The recent riots, vandalism and looting of warehouses, shopping malls and shops in KwaZulu-Natal and parts of Johannesburg have been characterised by some as a result of the pressure-cooker effect from a quartet of inequality factors: access to quality education, job opportunities, income and wealth.
The visuals, including that of a young boy with a plastic bag containing takkies and underwear, reminded us of what we have always known: there is ravaging poverty among many South Africans. This has given impetus for renewed calls for the introduction of a universal basic income grant (Big) as a solution to put a floor on the depth of people’s desperation for survival. However, these calls ignore the reality of our fiscal position and the detrimental long-term implications for growth and the nation’s psyche.
SA’s unemployment has been stubbornly high for many years, and inequality and poverty have been worsening. This has always been known. The Covid-19 pandemic worsened all socioeconomic factors to boiling point. Obviously, income support had to be put together to help those further pushed into extreme poverty by the impact of the pandemic. With each stringent lockdown regulation that closes another sector of the economy temporary income support for the duration of the lockdown is required.
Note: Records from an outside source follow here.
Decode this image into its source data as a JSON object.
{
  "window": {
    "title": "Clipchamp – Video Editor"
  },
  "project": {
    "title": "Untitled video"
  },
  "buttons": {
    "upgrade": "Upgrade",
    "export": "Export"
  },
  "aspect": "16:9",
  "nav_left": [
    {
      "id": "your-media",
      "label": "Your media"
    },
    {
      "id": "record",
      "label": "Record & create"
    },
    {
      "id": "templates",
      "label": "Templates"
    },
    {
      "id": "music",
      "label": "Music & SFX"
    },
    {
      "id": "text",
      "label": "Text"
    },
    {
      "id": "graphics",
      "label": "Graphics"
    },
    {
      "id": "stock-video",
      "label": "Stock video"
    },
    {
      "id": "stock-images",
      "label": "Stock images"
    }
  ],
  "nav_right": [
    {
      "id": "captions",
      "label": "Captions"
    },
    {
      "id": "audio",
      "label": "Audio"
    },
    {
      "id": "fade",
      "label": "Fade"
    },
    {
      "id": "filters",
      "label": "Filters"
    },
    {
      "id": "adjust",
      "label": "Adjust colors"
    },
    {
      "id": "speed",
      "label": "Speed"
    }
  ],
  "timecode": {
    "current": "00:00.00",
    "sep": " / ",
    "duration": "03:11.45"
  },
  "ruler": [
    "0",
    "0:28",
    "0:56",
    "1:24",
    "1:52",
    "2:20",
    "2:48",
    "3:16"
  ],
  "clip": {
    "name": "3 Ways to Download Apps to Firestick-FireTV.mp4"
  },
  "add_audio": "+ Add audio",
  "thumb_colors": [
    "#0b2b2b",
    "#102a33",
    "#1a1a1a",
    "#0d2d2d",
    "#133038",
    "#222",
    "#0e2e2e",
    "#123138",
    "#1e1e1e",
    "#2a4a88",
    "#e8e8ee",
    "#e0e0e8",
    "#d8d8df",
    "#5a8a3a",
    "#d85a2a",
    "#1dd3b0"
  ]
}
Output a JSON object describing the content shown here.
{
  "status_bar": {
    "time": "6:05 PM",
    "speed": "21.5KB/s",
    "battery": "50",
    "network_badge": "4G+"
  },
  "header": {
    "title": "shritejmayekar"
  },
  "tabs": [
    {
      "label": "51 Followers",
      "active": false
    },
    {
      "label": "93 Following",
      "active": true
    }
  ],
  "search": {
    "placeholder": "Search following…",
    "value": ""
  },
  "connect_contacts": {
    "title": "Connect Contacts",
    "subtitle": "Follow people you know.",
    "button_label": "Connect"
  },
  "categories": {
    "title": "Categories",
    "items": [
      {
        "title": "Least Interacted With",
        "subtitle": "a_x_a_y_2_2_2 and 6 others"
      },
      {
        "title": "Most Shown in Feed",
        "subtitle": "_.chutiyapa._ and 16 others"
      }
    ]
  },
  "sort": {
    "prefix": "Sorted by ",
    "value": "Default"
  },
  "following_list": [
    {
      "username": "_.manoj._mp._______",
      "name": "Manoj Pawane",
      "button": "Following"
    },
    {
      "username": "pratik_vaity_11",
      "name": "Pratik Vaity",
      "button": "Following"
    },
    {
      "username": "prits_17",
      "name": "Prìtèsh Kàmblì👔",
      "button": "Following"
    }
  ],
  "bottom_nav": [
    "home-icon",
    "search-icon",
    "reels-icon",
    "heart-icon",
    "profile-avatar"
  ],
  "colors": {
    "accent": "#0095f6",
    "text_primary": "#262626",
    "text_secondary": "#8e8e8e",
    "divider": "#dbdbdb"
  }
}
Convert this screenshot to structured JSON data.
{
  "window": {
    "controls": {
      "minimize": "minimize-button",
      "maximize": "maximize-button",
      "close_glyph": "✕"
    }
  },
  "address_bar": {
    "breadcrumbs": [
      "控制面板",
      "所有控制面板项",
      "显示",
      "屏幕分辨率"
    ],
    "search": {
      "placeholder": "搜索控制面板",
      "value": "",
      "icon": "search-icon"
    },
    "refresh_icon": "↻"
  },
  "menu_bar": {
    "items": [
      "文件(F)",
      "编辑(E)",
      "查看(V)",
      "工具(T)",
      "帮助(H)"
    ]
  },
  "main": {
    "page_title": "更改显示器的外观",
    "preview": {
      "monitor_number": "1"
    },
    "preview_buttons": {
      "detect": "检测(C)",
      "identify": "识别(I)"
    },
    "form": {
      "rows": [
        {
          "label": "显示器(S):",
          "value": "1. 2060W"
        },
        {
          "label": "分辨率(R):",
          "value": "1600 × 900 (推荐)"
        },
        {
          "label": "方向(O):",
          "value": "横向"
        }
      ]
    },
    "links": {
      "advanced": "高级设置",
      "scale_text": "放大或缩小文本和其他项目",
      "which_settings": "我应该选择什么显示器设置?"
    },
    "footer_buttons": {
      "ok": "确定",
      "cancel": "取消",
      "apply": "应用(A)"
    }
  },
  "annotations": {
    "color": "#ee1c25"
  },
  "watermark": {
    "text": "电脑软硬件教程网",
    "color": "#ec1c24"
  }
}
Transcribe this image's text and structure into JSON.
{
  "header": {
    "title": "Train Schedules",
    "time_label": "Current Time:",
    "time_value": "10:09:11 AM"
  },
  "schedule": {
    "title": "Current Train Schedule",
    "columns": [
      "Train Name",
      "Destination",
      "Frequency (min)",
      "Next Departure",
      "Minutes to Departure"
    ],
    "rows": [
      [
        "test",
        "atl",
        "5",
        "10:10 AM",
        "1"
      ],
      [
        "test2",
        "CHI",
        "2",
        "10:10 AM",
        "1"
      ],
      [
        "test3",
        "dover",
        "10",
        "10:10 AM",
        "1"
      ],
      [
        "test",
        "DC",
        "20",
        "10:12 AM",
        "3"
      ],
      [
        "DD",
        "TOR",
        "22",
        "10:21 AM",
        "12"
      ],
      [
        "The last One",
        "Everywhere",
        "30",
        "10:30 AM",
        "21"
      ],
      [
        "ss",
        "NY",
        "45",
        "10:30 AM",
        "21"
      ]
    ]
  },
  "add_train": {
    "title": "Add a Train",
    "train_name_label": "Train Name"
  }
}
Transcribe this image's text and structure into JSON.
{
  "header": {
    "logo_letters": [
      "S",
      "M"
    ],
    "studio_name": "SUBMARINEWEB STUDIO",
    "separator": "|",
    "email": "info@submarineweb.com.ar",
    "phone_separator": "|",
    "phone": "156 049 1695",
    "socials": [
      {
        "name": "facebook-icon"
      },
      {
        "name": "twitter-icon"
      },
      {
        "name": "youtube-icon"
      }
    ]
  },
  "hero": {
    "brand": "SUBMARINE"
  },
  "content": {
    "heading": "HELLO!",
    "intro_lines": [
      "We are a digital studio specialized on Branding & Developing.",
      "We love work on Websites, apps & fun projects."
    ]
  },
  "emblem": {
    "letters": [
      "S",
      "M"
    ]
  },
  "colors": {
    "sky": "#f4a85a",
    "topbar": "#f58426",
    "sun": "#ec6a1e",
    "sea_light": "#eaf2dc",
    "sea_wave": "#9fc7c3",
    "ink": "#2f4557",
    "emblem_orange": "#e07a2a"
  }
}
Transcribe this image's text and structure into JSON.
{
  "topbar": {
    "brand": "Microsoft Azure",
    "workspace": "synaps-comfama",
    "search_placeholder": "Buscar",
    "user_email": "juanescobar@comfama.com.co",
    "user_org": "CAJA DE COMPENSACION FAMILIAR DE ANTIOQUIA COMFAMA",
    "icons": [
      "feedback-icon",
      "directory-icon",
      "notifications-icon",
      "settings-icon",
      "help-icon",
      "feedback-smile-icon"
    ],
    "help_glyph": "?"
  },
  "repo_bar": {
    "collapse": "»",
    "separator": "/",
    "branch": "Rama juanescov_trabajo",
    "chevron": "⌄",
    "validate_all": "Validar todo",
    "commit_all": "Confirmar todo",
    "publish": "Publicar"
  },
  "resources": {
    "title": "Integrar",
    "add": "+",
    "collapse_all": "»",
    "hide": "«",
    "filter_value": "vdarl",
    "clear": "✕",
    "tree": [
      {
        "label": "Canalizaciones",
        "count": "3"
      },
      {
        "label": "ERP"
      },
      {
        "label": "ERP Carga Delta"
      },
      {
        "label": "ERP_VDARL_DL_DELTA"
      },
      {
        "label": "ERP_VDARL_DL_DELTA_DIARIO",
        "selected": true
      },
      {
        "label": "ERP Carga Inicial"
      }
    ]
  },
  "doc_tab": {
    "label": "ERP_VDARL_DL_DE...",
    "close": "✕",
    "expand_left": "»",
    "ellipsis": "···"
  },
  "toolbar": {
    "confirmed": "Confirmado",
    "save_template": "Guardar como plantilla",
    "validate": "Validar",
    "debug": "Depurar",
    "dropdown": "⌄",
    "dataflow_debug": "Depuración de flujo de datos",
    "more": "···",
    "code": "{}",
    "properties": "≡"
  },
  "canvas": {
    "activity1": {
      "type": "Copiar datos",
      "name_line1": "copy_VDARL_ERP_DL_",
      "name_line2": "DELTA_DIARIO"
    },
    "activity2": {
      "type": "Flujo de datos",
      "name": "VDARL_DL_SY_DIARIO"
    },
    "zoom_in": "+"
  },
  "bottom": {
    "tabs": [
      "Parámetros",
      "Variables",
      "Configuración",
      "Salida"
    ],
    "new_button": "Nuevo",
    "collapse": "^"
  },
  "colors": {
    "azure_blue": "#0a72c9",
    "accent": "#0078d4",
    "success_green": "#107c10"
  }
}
That temporary income support is not a Big.
While the introduction of a Big appears noble, the long-term consequences for the country have not been ascertained. Applied Development Research Solutions (ADRS) presents what it calls fiscally neutral Big scenarios, where higher taxes on higher-income earners are used to fund the grants. The obvious shortcoming shown up by the modelling is that this does not provide any new injection of resources into the economy, a point that is admitted in no uncertain terms. In effect, the proposal is simply to take more from the narrow tax base to pay those outside the tax base.
The flaw in these scenarios is that there is no attempt to analyse the impact of higher taxation on economic growth and therefore on tax revenues. Out of about 26 studies on the effect of tax on economic growth, 24 found empirical evidence that higher taxes, especially those used to fund transfers such as the Big, reduce economic growth, while two found no effect.
Low economic growth implies lower employment growth. The assumptions embedded in these scenarios of rising economic growth because of the transfers to those with no income increasing their consumption simply misses the reduction in savings and consumption from higher-income earners, and reduced investment by corporates.
Moving away from the obvious methodological deficiencies of ADRS scenarios, a Big at this point is simply not affordable, unless the state makes a deliberate decision to increase debt as a financing mechanism or further reduce spending on other social services such as education, health and policing. Both of these decisions are suboptimal. Rising debt to finance cash transfers without the corresponding improvement in productivity, economic growth and employment will eventually lead to a default on debt, with more dire consequences for the very same poor we seek to uplift.
The past 10 years have demonstrated this path in no uncertain terms, where half of cuts in spending have been used to fund failing state-owned enterprises, leading to higher debt and low growth. These lessons must be heeded and considered. A bandage to a broken bone does not fix the broken bone, it merely covers it up for a while.
The same with a Big; it is not a solution to long-term unemployment, income & wealth inequality and poverty. The institutions that will outlive political office-bearers must make policy decisions that are in line with a sustainable economic future. That future is not the introduction of an unaffordable Big but temporary income relief combined with economic reforms that increase productivity and empower people to stand on their own.